## Aim of the task
In the copy, include every entry exactly but none of the pictures.

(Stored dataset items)
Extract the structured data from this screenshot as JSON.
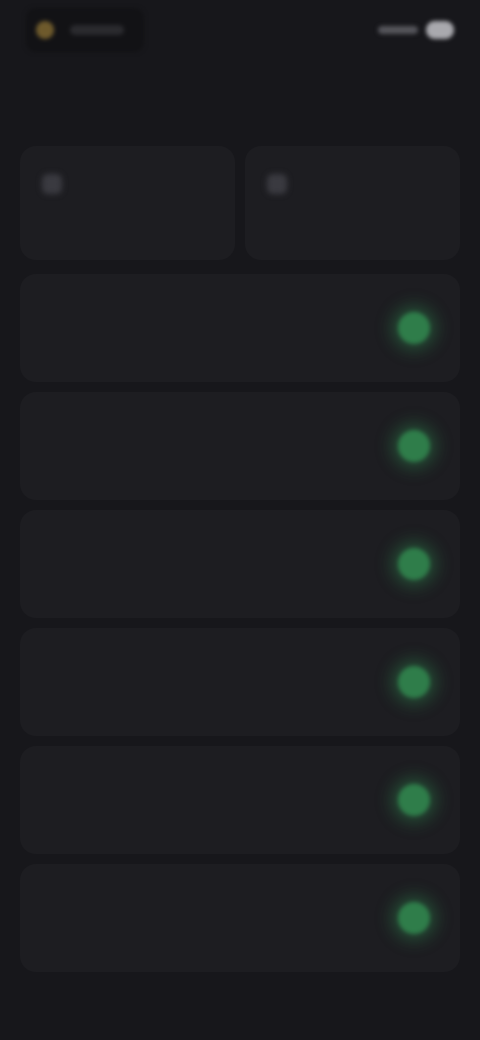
{
  "status_bar": {
    "time": "",
    "battery_icon": "battery-icon",
    "signal_icon": "signal-icon"
  },
  "header": {
    "title": ""
  },
  "cards": [
    {
      "icon": "card-icon",
      "label": ""
    },
    {
      "icon": "card-icon",
      "label": ""
    }
  ],
  "settings": [
    {
      "label": "",
      "enabled": true
    },
    {
      "label": "",
      "enabled": true
    },
    {
      "label": "",
      "enabled": true
    },
    {
      "label": "",
      "enabled": true
    },
    {
      "label": "",
      "enabled": true
    },
    {
      "label": "",
      "enabled": true
    }
  ],
  "colors": {
    "background": "#17171b",
    "card": "#1d1d21",
    "toggle_on": "#2f7d4a"
  }
}
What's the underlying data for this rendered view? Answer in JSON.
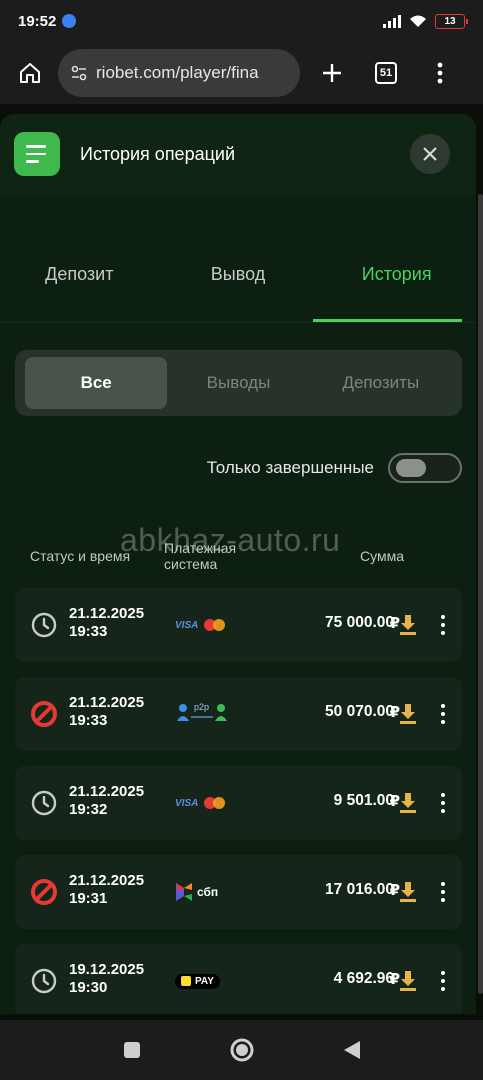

## Output for this exercise
Extract the structured data from this screenshot as JSON.
{
  "status_bar": {
    "time": "",
    "battery_icon": "battery-icon",
    "signal_icon": "signal-icon"
  },
  "header": {
    "title": ""
  },
  "cards": [
    {
      "icon": "card-icon",
      "label": ""
    },
    {
      "icon": "card-icon",
      "label": ""
    }
  ],
  "settings": [
    {
      "label": "",
      "enabled": true
    },
    {
      "label": "",
      "enabled": true
    },
    {
      "label": "",
      "enabled": true
    },
    {
      "label": "",
      "enabled": true
    },
    {
      "label": "",
      "enabled": true
    },
    {
      "label": "",
      "enabled": true
    }
  ],
  "colors": {
    "background": "#17171b",
    "card": "#1d1d21",
    "toggle_on": "#2f7d4a"
  }
}
What's the underlying data for this rendered view? Answer in JSON.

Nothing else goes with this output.